This is not something which God universally applies to everyone without their consent. Romans 10:9,10 says: “If you confess with your mouth the Lord Jesus and believe in your heart that God has raised Him from the dead, you will be saved. It is with your heart that you believe and are justified, and it is with your mouth that you confess and are saved. As the Scripture says, ‘Anyone who trusts in Him will never be put to shame.'” Each individual has to receive the Lord Jesus Christ as the payment for his debt and the sufficiency for his need. You do this by faith. You believe in your heart, in your innermost being with your intellect, emotions and will, that when the Lord Jesus Christ died, He died for your sin. The instant you do that you are saved. God gives you new life by his Holy Spirit. He washes you and delivers you into His spiritual family.

That, quite simply, is the Gospel. We dare not depend on our own righteousness. Our deceitful hearts tell us, “You’re okay. You’re different. You’re not like the rest. You’re good.” Yet God’s standard condemns us. He knows us. He knows that the man who has committed the most despicable crime was born in what we call innocence. Sin contaminates us long before we see the light of day as so called innocent little children.

It is so important to be born again. Without it, we will never see the kingdom of God (John 3:3). We need to receive the new birth and then go on receiving the daily working of God’s Spirit in our lives to bring us to maturity.

We’ve come to the end of these few thoughts on the Gospel. I hope they have been helpful to you. If you’d like to know more about the Gospel and how to become a Christian, please contact us. May God bless you!

-by Ron Hughes

Ron Hughes is radio host of Family Bible Hour.
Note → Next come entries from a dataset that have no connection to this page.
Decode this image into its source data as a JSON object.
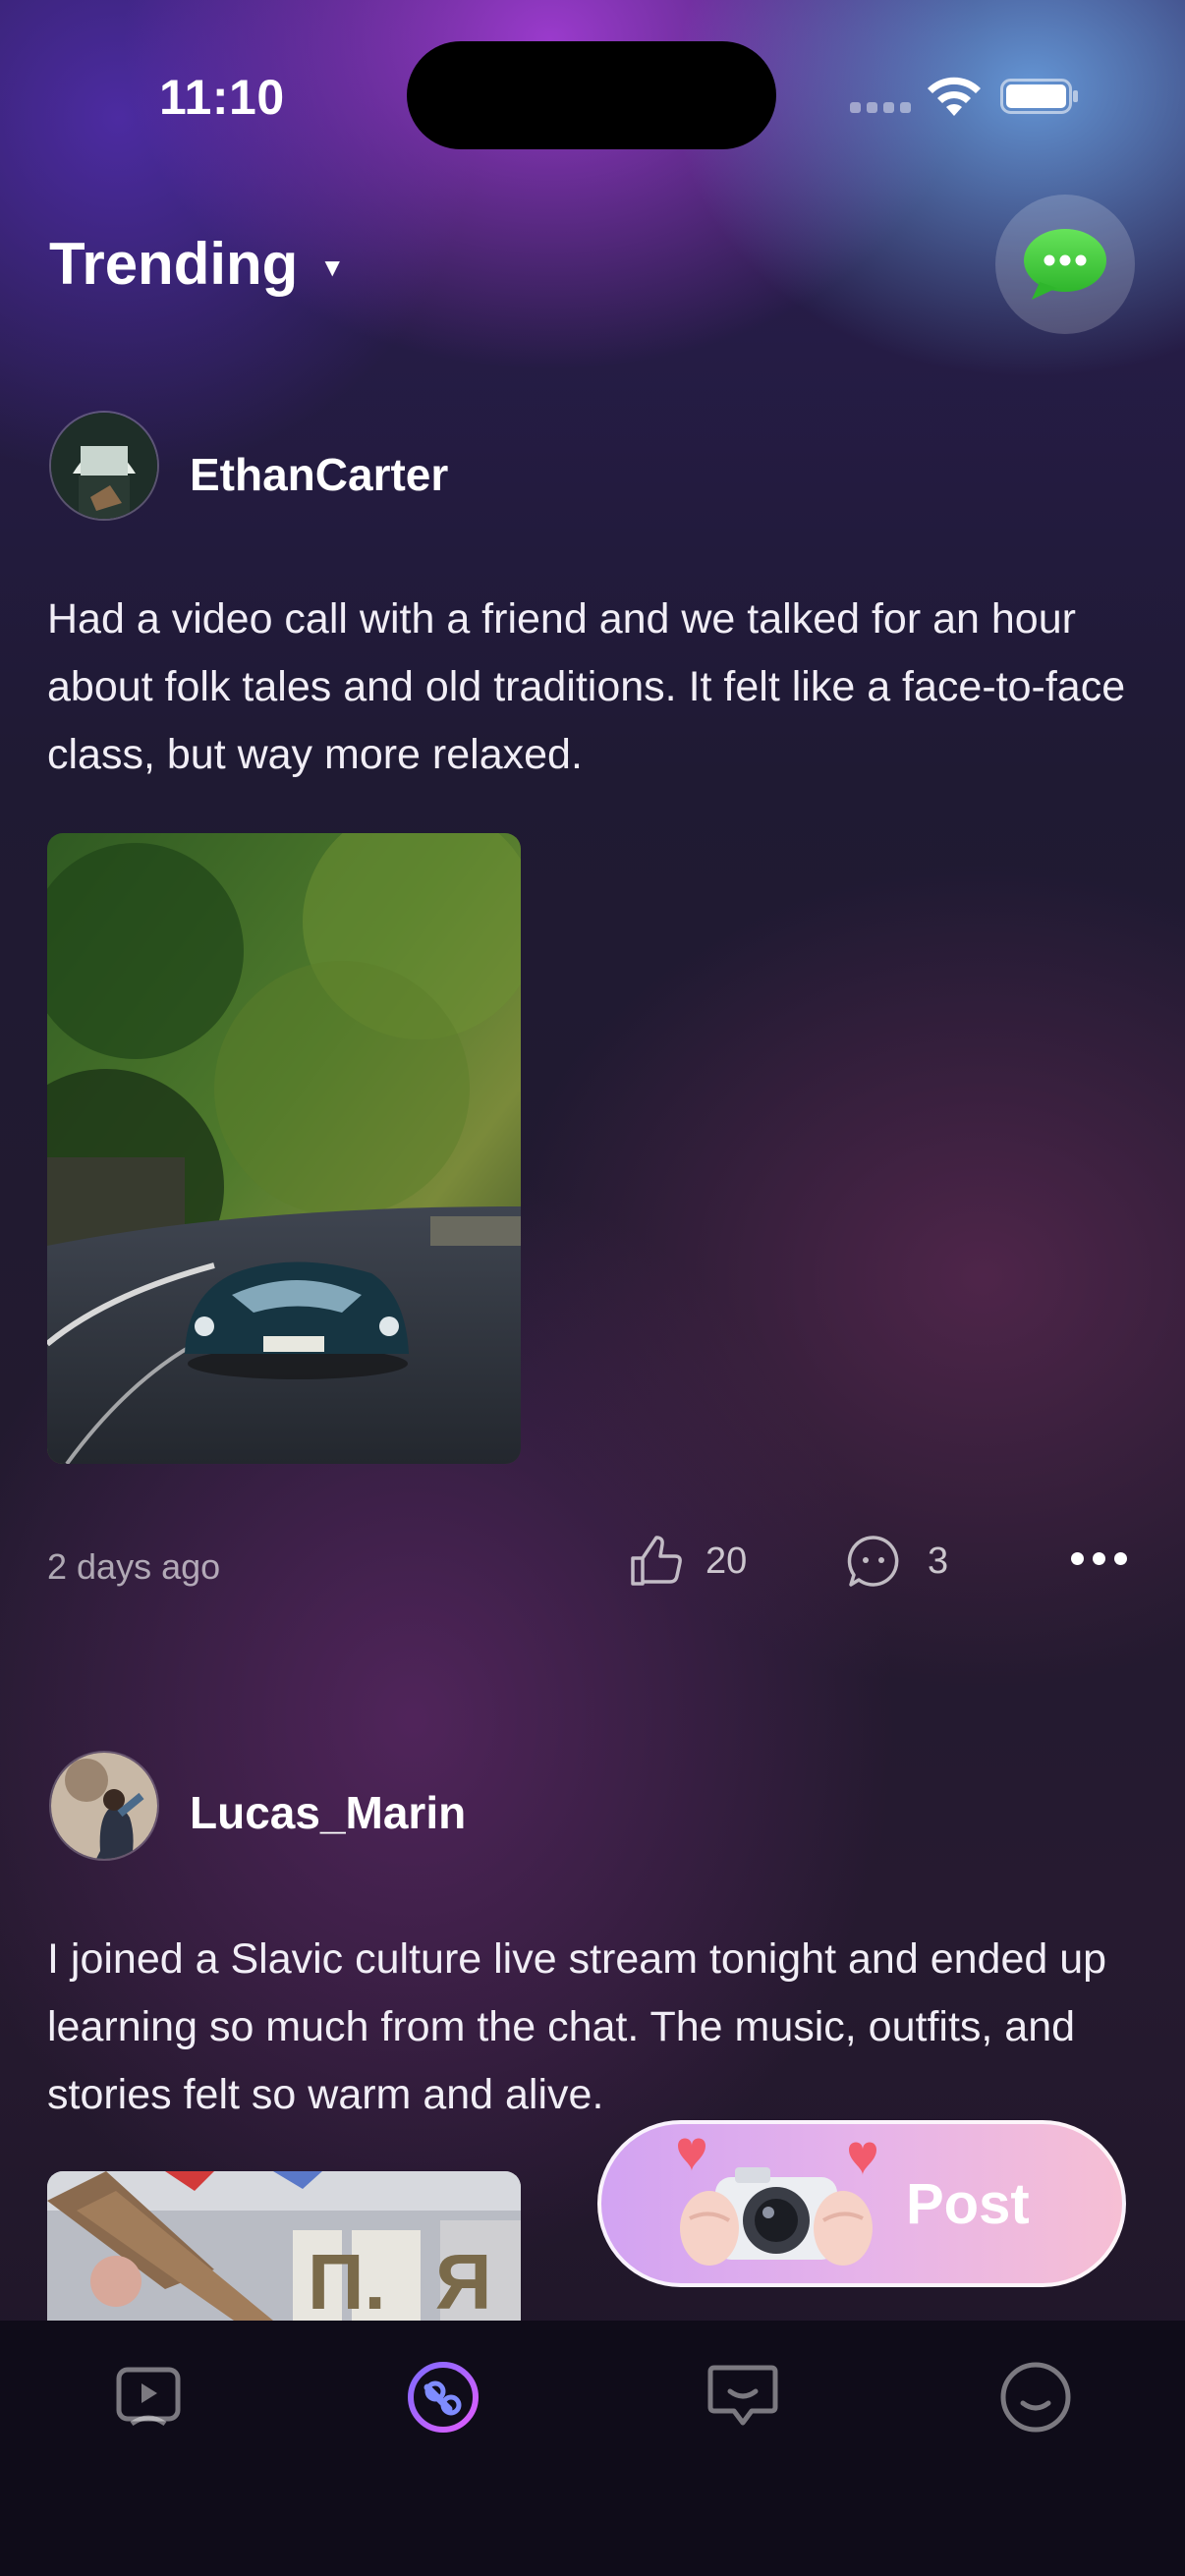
{
  "status_bar": {
    "time": "11:10"
  },
  "header": {
    "title": "Trending",
    "chat_icon": "message-bubble-icon"
  },
  "posts": [
    {
      "username": "EthanCarter",
      "text": "Had a video call with a friend and we talked for an hour about folk tales and old traditions. It felt like a face-to-face class, but way more relaxed.",
      "timestamp": "2 days ago",
      "likes": "20",
      "comments": "3"
    },
    {
      "username": "Lucas_Marin",
      "text": "I joined a Slavic culture live stream tonight and ended up learning so much from the chat. The music, outfits, and stories felt so warm and alive."
    }
  ],
  "post_button": {
    "label": "Post"
  },
  "tabbar": {
    "items": [
      {
        "icon": "video-play-icon",
        "active": false
      },
      {
        "icon": "discover-icon",
        "active": true
      },
      {
        "icon": "chat-icon",
        "active": false
      },
      {
        "icon": "profile-icon",
        "active": false
      }
    ]
  },
  "colors": {
    "accent_start": "#7f6bff",
    "accent_end": "#e05cff",
    "chat_green": "#3dc93a"
  }
}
You can listen to their international broadcasts at http://www.FamilyBibleHour.com

Links about this Good News:

How to Be a Child of God
The Life Book (youth Scripture booklet from the Gideons)
Lifestory Testimonies

E-book: The Stranger on the Road to Emmaus (GoodSeed.com)